Travelling to the east coast
With a few hours to kill until our train, we cycled out along the river path to visit the Andong Folk Museum. It was lovely riding bikes without panniers in the cool of the morning.
Heading towards the Andong Folk Museum
The museum was small, but interesting with the signs in English as well as Korean. The museum displayed scenes from the birth of a child, through to adolescence and adulthood, culminating in death rites. We learnt more about the Andong region which is famous for its chillis and ability to grow varied crops including rice and hemp. The scenes emphasized the patriarchal nature of Korean society which was reflected in the layout and use of rooms in the traditional houses.
Also of interest was the tradition of the bridegroom giving a wooden duck to the father of the bride, and the presentation of food for the two wedding ceremonies.
In between rooms a man was demonstrating the use of inkstone, ink and brush. He wrote out Georgia's and Jonno's name on fine paper in Hangul script.
Jonno with his name in Hangul
Georgia with her name in Hangul
Back on the bikes we cycled down to an old wooden bridge and walked across it to head back to the hotel.
Old wooden bridge
A pagoda in the middle of the bridge
We had organised to checkout at midday so relaxed for a while before heading to the station. We left Simon minding the bikes and walked the short distance to Homeplus to pick up lunch supplies for our train journey.
Guarding the bikes
It was with some trepidation (on my part) that we entered the station to await the announcement to head to the platform. A few people looked at us curiously but no-one said anything and the ticket seller made no comment when we finally passed through the gate with our laden bicycles.
Once on the platform we removed our front wheels and attached them to the bikes as agreed. We weren't sure of the location of the cafe car so watched carefully as the train approached. We all had our allocated jobs. Georgia and I boarded with all the panniers whilst Jonno and Simon sorted the bikes. I went back to assist but there were passengers helping to move the bikes and get them onboard.
Soon enough the train was moving and we are settling into our seats with a big sigh of relief (on my part). The bikes were all lined up under the raised benches in the cafe car, attached securely and out of the way.

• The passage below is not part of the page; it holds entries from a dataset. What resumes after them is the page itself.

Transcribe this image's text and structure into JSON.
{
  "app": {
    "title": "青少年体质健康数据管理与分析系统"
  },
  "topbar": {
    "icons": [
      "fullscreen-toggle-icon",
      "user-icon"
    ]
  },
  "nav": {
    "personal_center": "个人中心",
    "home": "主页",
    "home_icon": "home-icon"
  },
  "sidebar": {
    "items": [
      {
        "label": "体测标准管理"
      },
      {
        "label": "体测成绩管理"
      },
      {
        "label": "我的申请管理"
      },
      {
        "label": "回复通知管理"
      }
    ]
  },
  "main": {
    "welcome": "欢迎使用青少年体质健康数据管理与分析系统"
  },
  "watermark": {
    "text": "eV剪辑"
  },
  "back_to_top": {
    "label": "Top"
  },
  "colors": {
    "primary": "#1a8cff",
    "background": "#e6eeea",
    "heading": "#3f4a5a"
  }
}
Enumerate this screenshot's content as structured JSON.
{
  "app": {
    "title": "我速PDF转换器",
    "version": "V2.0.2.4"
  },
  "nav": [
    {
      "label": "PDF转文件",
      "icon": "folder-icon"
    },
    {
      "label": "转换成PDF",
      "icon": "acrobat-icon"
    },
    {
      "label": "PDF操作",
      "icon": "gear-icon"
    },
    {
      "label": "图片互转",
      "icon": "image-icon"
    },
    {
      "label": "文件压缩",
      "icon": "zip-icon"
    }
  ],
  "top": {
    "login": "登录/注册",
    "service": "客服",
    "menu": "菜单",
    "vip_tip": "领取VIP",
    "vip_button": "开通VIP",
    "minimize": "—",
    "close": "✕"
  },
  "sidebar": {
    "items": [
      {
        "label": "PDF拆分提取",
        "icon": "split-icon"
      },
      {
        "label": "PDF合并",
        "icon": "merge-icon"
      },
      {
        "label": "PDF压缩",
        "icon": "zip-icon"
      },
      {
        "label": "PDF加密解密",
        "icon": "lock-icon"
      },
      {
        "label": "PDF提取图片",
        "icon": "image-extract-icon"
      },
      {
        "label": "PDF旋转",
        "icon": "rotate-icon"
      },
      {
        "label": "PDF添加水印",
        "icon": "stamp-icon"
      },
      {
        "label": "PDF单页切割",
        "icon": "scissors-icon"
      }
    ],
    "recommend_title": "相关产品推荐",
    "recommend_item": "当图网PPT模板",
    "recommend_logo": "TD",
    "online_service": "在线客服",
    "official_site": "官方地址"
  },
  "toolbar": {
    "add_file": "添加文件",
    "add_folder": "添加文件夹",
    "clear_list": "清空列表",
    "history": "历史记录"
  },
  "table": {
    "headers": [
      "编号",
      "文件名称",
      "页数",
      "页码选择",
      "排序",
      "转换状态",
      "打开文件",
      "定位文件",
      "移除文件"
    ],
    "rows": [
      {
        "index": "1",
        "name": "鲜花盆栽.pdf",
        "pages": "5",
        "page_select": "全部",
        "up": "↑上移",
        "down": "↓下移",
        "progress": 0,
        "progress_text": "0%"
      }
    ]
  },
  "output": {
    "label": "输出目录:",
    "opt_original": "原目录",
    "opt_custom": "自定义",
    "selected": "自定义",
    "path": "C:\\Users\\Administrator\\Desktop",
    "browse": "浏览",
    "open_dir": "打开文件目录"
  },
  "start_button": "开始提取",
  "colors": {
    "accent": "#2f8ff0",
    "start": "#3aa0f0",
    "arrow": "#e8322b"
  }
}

All bikes tucked away in the cafe car
Chief bike handler at work
Jonno was ready for lunch and suggested that we make it up in the cafe car, an excellent idea. For a change we had some spicy chicken skewers and cream cheese to add to our fresh baguette and wholemeal bread. We enjoyed our delicious lunch watching the scenery outside the window rather than being in the midst of it. A Korean man was also in the cafe car and he took a photo of us, and then got Georgia to take on of him with Simon. As he left he gave us a little package of red tea leaves to try.
Preparing lunch in the cafe car
It was a pleasant train trip along rivers with mountain views most of the way. Made all the more enjoyable by viewing them from a comfortable seat. The train was quite empty so we didn't have to worry about our bikes being in the way
We arrived at Donghae and put our bikes back together to cycle to the Magenta Hotel. We had estimated it as being 2.5 km but it turned out to be more like 10kms. We had to keep an eye out for pedestrians as we cycled through the town.
We found the seafront, and soon after, the hotel. We were shown our room, but there was only one bed and no mattresses for the kids. We spent quite some time convincing the girl who was working in the cafe and responsible for the room reception that we had booked a family room for four people. She was on the phone to the owner and wanted to charge us extra for the additional bedding. In the end I brought up booking.com and showed the option of booking a family room for four people with sea views. She conversed further with the owner and told us booking.com had mis-configured the room. However, she brought us the extra mattress and gave us free iced teas so all was good in the end.
We made it to the sea
The bathroom was interesting with the shower in the middle and no screens, meaning you have to cross a wet floor to reach the toilet. Otherwise the room was large and nicer than we had experienced to date.
We set off to look for dinner but our usual approach didn't work as much of the seating was upstairs. All offered fresh fish at expensive prices. We entered one and started using Google translate to understand the menu. When we finally asked a question, we were told the restaurant was closed. We tried another and they asked us to choose a fish. Uncertain as to how it would be served, we tried a cluster of restaurants in search of someone who spoke some English. A young girl came to help us and suggested a noodle dish with some shellfish and squid. We agreed.
Dinner arrived and it turned out that the noodles were made of raw squid In a cold chilli broth with cabbage and cucumber. It was completely different to anything we had eaten before. Fortunately it came with rice so Jonno could add the broth to the rice as he wasn't too keen on the raw squid. There were also some delicious side dishes including octopus, mackerel, a seafood pancake, whiting and a croquette as well as the usual kimchi and peanuts that looked like they were marinated in squid ink. An interesting dinner but not one we are keen to repeat.
Georgia with her raw squid dinner
Jonno adding the broth to his rice